Would you set down each line of the data below exactly?
[[ Dataset excerpts open ]]
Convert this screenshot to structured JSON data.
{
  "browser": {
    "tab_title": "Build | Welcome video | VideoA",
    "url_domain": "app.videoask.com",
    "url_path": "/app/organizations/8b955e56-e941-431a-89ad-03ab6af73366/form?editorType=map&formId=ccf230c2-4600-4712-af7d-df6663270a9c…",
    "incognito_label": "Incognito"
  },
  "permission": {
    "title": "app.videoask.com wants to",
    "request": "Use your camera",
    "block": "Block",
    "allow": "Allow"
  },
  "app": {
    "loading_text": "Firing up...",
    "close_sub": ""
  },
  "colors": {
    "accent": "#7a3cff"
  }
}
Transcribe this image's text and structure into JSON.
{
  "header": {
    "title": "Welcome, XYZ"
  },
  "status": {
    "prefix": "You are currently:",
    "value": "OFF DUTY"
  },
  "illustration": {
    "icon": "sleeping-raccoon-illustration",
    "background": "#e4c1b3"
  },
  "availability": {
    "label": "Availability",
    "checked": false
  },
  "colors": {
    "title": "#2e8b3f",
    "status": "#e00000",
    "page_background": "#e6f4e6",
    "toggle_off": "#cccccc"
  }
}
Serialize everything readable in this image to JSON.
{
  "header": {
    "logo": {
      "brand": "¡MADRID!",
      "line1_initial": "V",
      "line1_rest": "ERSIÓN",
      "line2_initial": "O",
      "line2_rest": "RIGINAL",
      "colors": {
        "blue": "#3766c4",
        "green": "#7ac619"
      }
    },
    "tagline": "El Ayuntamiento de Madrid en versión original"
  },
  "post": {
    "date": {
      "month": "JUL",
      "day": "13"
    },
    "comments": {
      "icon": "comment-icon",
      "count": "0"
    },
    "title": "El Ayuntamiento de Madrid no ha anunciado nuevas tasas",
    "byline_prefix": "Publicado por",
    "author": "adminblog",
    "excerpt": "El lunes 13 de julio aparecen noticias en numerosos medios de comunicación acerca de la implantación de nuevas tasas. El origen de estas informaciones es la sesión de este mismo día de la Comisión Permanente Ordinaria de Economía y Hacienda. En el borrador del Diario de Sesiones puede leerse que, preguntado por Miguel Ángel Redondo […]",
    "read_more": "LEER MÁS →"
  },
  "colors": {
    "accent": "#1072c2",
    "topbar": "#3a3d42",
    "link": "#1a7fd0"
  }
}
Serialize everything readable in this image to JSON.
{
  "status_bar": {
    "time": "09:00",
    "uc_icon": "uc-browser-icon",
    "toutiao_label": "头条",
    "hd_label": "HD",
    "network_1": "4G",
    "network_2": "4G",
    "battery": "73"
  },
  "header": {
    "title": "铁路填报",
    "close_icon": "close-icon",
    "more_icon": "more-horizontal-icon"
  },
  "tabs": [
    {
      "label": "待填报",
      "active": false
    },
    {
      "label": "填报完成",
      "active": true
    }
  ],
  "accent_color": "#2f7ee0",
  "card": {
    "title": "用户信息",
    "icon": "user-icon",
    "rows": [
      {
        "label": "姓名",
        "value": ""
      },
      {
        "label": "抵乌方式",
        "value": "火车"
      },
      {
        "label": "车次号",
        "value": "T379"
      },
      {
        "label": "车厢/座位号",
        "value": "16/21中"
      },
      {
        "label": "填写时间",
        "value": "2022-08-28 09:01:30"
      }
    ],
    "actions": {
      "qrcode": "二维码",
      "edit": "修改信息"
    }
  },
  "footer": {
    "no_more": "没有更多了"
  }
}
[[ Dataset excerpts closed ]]
**Exercise output**
Convert this screenshot to structured JSON data.
{
  "browser": {
    "tab_title": "Build | Welcome video | VideoA",
    "url_domain": "app.videoask.com",
    "url_path": "/app/organizations/8b955e56-e941-431a-89ad-03ab6af73366/form?editorType=map&formId=ccf230c2-4600-4712-af7d-df6663270a9c…",
    "incognito_label": "Incognito"
  },
  "permission": {
    "title": "app.videoask.com wants to",
    "request": "Use your camera",
    "block": "Block",
    "allow": "Allow"
  },
  "app": {
    "loading_text": "Firing up...",
    "close_sub": ""
  },
  "colors": {
    "accent": "#7a3cff"
  }
}
Transcribe this image's text and structure into JSON.
{
  "header": {
    "title": "Welcome, XYZ"
  },
  "status": {
    "prefix": "You are currently:",
    "value": "OFF DUTY"
  },
  "illustration": {
    "icon": "sleeping-raccoon-illustration",
    "background": "#e4c1b3"
  },
  "availability": {
    "label": "Availability",
    "checked": false
  },
  "colors": {
    "title": "#2e8b3f",
    "status": "#e00000",
    "page_background": "#e6f4e6",
    "toggle_off": "#cccccc"
  }
}
Serialize everything readable in this image to JSON.
{
  "header": {
    "logo": {
      "brand": "¡MADRID!",
      "line1_initial": "V",
      "line1_rest": "ERSIÓN",
      "line2_initial": "O",
      "line2_rest": "RIGINAL",
      "colors": {
        "blue": "#3766c4",
        "green": "#7ac619"
      }
    },
    "tagline": "El Ayuntamiento de Madrid en versión original"
  },
  "post": {
    "date": {
      "month": "JUL",
      "day": "13"
    },
    "comments": {
      "icon": "comment-icon",
      "count": "0"
    },
    "title": "El Ayuntamiento de Madrid no ha anunciado nuevas tasas",
    "byline_prefix": "Publicado por",
    "author": "adminblog",
    "excerpt": "El lunes 13 de julio aparecen noticias en numerosos medios de comunicación acerca de la implantación de nuevas tasas. El origen de estas informaciones es la sesión de este mismo día de la Comisión Permanente Ordinaria de Economía y Hacienda. En el borrador del Diario de Sesiones puede leerse que, preguntado por Miguel Ángel Redondo […]",
    "read_more": "LEER MÁS →"
  },
  "colors": {
    "accent": "#1072c2",
    "topbar": "#3a3d42",
    "link": "#1a7fd0"
  }
}
Serialize everything readable in this image to JSON.
{
  "status_bar": {
    "time": "09:00",
    "uc_icon": "uc-browser-icon",
    "toutiao_label": "头条",
    "hd_label": "HD",
    "network_1": "4G",
    "network_2": "4G",
    "battery": "73"
  },
  "header": {
    "title": "铁路填报",
    "close_icon": "close-icon",
    "more_icon": "more-horizontal-icon"
  },
  "tabs": [
    {
      "label": "待填报",
      "active": false
    },
    {
      "label": "填报完成",
      "active": true
    }
  ],
  "accent_color": "#2f7ee0",
  "card": {
    "title": "用户信息",
    "icon": "user-icon",
    "rows": [
      {
        "label": "姓名",
        "value": ""
      },
      {
        "label": "抵乌方式",
        "value": "火车"
      },
      {
        "label": "车次号",
        "value": "T379"
      },
      {
        "label": "车厢/座位号",
        "value": "16/21中"
      },
      {
        "label": "填写时间",
        "value": "2022-08-28 09:01:30"
      }
    ],
    "actions": {
      "qrcode": "二维码",
      "edit": "修改信息"
    }
  },
  "footer": {
    "no_more": "没有更多了"
  }
}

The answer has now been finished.